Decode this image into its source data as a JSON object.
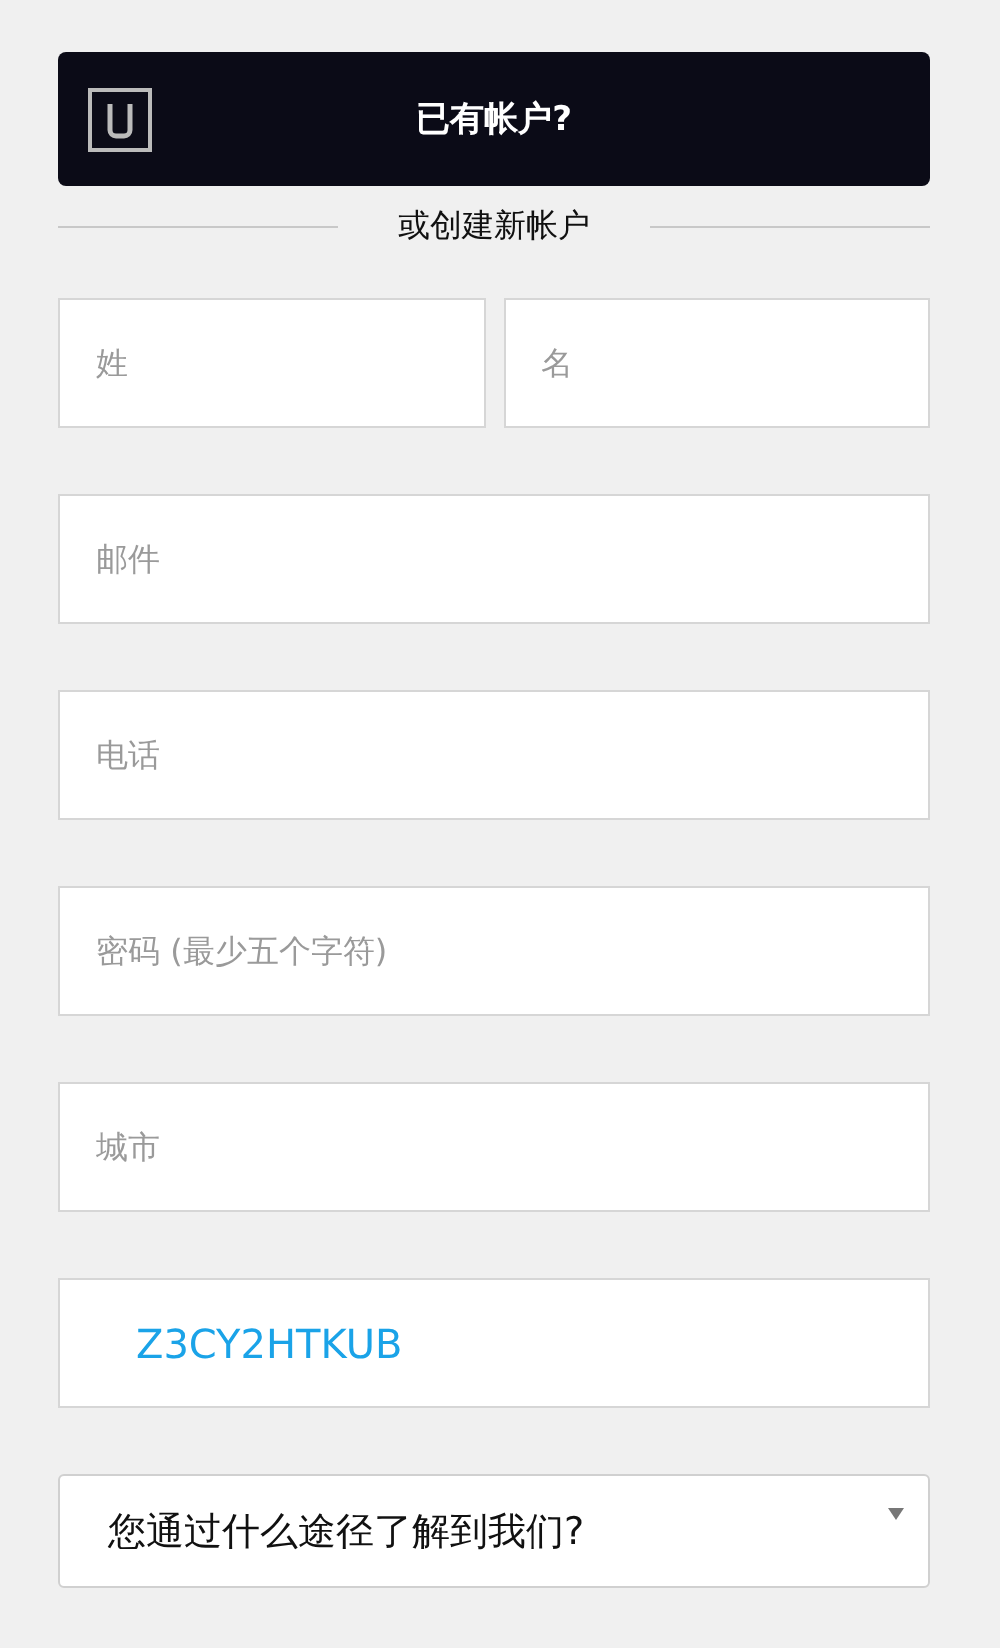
{
  "login_button": {
    "label": "已有帐户?"
  },
  "divider": {
    "label": "或创建新帐户"
  },
  "name_fields": [
    {
      "placeholder": "姓"
    },
    {
      "placeholder": "名"
    }
  ],
  "fields": [
    {
      "kind": "input",
      "placeholder": "邮件"
    },
    {
      "kind": "input",
      "placeholder": "电话"
    },
    {
      "kind": "input",
      "placeholder": "密码 (最少五个字符)"
    },
    {
      "kind": "input",
      "placeholder": "城市"
    },
    {
      "kind": "code",
      "value": "Z3CY2HTKUB"
    },
    {
      "kind": "select",
      "value": "您通过什么途径了解到我们?"
    }
  ]
}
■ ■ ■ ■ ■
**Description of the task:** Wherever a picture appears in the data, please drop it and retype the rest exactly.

**Answer:**
Decode this image into its source data as a JSON object.
{
  "login_button": {
    "label": "已有帐户?"
  },
  "divider": {
    "label": "或创建新帐户"
  },
  "name_fields": [
    {
      "placeholder": "姓"
    },
    {
      "placeholder": "名"
    }
  ],
  "fields": [
    {
      "kind": "input",
      "placeholder": "邮件"
    },
    {
      "kind": "input",
      "placeholder": "电话"
    },
    {
      "kind": "input",
      "placeholder": "密码 (最少五个字符)"
    },
    {
      "kind": "input",
      "placeholder": "城市"
    },
    {
      "kind": "code",
      "value": "Z3CY2HTKUB"
    },
    {
      "kind": "select",
      "value": "您通过什么途径了解到我们?"
    }
  ]
}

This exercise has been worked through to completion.